WENDY WALSH, PH.D., PSYCHOLOGIST: Well, you know, Hattie, congratulations you`re getting your driver`s license or the first time. But please, I hope you do listen to your physician and your family and anybody else who want to check you out.

Instead of just the DMV, because listen, I passed the DMV test with glowing colors with nothing in my eyes, but Dr. Drew, I use these to read my iPhone, then I`m switching this to drive at night. I wouldn`t dare drive at night without my glasses and I`m only 51 years old. Can you imagine if I were in my 80s?

RETROAGE: But we don`t know what you`ll be in your 80s. This will point - -

WALSH: Could be worse.

RETROAGE: -- well, you don`t actually know that. This isn`t my first driver`s license. I got it many years ago. This is the first time I`ll be actively driving on the island of Anguilla. So, it`s different. But when you hear that people are doing horrific things on the road, what this points to is not that it`s because they`re old, but the tests, you just go in and you get your license renewed. There`s nothing that tests anything at any age.

PINSKY: Hattie, you`ve got a great point. And I think it`s incumbent on all of us to be make sure that we don`t have any liabilities that can make us unsafe drivers. I agree with you.

RETROAGE: Exactly. At every age.

PINSKY: "Last Call" after this.


PINSKY: "Last Call" goes to Samantha Schacher.

SCHACHER: I just learned that the nine-year-old is back in his hometown.
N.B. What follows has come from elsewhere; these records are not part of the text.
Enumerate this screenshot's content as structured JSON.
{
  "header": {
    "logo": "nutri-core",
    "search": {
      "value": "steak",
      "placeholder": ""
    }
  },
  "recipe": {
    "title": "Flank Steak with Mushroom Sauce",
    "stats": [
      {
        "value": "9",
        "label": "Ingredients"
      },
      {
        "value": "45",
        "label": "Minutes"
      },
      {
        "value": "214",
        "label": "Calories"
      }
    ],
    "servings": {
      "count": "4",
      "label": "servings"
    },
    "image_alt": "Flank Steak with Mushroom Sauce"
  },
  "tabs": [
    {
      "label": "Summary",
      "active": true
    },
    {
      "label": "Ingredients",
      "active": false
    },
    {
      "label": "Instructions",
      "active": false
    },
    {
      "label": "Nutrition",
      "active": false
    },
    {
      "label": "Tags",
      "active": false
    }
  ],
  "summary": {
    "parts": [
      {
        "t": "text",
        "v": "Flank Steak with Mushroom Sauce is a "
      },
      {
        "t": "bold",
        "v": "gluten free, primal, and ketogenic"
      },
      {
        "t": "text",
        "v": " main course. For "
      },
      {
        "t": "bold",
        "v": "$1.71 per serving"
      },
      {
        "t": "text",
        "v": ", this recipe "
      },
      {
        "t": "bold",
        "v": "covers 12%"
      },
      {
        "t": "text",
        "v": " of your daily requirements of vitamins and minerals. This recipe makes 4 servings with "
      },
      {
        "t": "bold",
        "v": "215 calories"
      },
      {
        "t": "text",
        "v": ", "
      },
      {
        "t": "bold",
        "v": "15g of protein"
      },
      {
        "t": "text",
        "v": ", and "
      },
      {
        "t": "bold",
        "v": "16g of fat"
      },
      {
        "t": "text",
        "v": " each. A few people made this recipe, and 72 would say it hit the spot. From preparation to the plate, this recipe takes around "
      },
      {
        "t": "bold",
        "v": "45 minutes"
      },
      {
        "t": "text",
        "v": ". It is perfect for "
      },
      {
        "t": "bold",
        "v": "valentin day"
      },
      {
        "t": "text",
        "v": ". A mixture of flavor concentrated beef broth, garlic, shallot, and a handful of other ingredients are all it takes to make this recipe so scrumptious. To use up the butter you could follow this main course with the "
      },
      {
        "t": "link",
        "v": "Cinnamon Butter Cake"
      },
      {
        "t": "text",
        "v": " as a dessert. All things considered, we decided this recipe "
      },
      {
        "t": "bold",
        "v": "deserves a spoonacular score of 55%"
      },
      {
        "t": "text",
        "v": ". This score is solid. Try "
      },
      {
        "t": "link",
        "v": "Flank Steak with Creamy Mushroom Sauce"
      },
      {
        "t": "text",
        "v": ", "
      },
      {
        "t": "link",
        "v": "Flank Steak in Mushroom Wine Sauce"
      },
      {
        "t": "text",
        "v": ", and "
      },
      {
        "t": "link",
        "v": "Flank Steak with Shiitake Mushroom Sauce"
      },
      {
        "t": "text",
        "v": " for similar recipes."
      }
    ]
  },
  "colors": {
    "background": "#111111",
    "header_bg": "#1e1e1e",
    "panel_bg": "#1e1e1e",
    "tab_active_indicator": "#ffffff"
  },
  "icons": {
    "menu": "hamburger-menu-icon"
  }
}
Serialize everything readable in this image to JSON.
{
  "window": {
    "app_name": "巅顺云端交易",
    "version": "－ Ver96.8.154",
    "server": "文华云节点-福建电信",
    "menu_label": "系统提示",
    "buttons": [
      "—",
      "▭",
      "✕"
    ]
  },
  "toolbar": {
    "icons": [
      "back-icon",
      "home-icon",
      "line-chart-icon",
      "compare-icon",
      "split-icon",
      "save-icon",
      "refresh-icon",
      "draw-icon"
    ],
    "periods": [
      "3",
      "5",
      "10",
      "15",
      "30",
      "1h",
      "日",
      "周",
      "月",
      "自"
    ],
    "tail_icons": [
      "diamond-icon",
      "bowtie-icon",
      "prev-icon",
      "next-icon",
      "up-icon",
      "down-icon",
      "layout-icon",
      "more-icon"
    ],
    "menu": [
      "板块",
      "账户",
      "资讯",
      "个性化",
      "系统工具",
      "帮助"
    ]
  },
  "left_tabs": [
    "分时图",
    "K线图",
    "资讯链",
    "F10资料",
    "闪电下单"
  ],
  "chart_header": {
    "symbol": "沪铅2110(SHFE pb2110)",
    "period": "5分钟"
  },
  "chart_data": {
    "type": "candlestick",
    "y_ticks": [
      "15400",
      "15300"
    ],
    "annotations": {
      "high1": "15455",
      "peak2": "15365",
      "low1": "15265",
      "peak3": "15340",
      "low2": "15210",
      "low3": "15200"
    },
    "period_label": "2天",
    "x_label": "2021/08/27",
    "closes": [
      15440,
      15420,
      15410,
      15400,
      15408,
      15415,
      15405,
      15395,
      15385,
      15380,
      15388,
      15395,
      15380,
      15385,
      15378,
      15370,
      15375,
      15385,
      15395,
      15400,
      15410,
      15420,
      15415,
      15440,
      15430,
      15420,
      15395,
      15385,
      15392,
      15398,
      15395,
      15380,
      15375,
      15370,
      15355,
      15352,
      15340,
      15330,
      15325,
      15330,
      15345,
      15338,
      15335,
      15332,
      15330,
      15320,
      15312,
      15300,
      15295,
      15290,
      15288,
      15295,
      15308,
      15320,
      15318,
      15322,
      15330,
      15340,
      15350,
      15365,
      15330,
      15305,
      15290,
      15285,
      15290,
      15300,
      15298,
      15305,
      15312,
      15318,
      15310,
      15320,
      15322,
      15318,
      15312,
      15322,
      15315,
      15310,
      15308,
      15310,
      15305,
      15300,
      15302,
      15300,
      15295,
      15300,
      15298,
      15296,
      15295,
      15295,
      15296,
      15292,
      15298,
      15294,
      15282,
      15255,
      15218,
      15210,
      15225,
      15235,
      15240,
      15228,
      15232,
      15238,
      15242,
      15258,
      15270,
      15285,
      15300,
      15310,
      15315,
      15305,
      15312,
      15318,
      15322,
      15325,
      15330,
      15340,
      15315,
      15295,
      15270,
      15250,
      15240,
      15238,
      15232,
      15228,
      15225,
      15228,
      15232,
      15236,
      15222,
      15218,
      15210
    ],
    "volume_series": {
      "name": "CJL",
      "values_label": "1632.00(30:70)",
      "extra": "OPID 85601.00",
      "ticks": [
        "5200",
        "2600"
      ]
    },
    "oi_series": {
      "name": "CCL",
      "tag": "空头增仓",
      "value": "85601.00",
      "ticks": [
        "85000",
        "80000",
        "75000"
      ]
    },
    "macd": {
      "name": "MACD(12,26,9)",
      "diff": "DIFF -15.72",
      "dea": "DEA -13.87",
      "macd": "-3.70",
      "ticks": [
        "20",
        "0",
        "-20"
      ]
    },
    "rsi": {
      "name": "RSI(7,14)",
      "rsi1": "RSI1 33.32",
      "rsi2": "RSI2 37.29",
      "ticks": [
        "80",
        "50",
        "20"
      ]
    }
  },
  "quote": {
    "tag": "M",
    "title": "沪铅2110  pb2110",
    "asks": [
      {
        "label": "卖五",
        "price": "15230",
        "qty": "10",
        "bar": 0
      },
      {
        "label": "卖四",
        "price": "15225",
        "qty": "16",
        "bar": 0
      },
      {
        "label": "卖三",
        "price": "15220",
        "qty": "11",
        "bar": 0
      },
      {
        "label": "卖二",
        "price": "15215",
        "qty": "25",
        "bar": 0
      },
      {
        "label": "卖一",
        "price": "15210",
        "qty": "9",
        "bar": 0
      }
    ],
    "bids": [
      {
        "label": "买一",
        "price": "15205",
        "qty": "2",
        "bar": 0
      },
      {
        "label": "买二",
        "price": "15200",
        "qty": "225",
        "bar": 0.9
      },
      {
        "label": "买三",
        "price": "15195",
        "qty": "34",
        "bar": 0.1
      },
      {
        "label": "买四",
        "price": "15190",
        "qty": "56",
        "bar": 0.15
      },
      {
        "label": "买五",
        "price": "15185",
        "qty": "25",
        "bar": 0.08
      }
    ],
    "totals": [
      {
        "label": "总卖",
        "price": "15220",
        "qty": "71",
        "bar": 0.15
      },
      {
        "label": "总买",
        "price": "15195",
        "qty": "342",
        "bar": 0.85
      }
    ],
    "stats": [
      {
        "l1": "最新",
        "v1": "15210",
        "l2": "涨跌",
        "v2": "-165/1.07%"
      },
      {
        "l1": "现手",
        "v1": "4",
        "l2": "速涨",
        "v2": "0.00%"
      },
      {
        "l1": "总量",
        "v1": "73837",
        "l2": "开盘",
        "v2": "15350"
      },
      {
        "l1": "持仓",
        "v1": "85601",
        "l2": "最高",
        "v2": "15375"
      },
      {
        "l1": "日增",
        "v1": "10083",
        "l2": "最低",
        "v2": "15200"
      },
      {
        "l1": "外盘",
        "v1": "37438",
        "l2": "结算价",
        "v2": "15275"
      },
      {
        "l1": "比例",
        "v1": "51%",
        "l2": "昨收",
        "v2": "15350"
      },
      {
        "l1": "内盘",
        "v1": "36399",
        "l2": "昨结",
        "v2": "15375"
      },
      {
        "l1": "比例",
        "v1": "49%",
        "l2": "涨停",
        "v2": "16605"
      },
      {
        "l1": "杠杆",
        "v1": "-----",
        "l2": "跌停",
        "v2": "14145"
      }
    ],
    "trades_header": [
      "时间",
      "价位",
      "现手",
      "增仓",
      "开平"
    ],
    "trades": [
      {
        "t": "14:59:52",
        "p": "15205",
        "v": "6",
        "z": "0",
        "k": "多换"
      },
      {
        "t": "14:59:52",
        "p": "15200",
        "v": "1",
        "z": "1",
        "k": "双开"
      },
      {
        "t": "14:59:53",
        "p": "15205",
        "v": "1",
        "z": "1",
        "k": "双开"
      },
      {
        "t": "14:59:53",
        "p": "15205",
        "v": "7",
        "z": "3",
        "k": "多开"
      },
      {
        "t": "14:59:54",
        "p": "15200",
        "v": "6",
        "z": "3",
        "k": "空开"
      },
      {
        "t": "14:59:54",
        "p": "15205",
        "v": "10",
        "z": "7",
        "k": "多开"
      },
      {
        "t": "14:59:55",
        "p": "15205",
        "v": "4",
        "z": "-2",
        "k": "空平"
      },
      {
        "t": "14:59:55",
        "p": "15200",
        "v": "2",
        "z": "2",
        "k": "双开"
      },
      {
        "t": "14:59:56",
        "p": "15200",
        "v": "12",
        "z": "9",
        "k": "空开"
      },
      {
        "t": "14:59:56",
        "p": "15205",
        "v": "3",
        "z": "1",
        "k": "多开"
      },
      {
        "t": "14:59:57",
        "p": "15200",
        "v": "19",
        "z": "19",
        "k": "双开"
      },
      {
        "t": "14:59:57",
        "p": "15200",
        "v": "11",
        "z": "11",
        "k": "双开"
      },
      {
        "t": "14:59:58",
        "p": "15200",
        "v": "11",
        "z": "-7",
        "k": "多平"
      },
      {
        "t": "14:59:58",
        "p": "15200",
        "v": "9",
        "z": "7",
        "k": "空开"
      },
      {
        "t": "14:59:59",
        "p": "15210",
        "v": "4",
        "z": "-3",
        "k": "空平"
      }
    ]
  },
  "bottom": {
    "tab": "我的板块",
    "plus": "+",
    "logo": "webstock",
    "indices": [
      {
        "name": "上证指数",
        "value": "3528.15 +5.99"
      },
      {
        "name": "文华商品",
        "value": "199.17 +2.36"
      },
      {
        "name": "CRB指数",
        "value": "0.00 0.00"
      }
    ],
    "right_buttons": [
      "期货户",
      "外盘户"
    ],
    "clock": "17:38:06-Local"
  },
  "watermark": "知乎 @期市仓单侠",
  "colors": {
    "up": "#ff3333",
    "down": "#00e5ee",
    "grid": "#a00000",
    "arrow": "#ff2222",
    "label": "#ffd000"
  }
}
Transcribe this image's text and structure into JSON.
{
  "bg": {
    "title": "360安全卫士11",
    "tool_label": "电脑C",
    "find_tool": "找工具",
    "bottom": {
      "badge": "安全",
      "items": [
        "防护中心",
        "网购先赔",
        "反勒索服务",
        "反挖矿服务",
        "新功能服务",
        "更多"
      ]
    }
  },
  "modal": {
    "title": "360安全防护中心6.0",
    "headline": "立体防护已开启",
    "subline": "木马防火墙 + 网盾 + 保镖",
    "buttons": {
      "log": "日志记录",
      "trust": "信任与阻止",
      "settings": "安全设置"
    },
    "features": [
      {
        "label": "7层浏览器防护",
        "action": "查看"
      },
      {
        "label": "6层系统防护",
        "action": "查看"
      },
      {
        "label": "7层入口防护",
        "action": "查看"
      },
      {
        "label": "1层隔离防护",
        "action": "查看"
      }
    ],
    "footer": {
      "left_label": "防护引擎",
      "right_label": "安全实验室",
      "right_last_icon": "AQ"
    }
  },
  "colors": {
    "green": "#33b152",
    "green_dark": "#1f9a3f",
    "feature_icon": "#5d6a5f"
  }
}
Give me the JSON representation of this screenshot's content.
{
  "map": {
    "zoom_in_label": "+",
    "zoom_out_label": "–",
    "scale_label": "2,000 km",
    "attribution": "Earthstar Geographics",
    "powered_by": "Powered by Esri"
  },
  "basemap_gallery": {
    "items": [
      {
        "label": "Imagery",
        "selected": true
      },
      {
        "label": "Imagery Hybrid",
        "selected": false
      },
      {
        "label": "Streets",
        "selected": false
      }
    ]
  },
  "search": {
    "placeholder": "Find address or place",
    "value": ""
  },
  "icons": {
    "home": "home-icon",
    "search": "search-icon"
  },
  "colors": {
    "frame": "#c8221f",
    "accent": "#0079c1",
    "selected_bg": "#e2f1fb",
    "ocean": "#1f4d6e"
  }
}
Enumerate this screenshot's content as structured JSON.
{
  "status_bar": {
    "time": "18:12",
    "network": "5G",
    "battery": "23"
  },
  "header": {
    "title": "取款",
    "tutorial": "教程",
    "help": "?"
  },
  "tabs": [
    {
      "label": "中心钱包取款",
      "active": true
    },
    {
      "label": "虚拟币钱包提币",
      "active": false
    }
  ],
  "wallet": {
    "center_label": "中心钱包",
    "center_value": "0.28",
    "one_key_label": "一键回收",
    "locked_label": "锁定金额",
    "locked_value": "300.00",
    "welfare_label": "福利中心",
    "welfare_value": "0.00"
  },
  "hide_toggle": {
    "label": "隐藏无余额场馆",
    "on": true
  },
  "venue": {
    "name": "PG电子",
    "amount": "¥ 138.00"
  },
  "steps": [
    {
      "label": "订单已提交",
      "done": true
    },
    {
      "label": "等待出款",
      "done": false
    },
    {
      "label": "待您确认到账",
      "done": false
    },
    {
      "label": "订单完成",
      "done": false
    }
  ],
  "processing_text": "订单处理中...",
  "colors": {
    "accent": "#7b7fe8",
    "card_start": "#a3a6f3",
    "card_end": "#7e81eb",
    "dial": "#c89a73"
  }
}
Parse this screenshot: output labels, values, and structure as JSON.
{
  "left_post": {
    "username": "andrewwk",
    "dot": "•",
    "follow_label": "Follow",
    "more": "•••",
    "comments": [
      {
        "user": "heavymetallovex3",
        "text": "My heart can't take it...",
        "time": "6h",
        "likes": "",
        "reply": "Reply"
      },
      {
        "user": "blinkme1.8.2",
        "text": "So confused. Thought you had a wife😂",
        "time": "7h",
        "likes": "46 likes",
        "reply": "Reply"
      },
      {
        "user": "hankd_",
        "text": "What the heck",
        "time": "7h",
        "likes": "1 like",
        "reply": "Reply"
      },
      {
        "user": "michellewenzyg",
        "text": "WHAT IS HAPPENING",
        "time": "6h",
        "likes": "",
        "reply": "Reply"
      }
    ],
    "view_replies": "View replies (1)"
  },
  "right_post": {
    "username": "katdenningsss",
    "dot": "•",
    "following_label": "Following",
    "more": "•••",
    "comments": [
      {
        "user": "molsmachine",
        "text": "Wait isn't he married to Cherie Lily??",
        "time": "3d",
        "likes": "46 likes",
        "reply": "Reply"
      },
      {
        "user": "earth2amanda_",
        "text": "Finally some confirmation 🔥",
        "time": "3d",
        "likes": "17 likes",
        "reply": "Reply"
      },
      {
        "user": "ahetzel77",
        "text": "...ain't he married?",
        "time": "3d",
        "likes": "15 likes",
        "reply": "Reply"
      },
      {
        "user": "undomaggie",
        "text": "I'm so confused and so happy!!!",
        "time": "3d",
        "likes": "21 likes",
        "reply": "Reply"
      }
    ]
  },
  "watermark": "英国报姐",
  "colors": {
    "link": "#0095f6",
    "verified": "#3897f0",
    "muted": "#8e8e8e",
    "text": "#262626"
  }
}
So, I`m curious to find out if there will be any more shenanigans tomorrow.

PINSKY: We will keep an eye on it and report on exactly that tomorrow. "HLN After Dark" right now.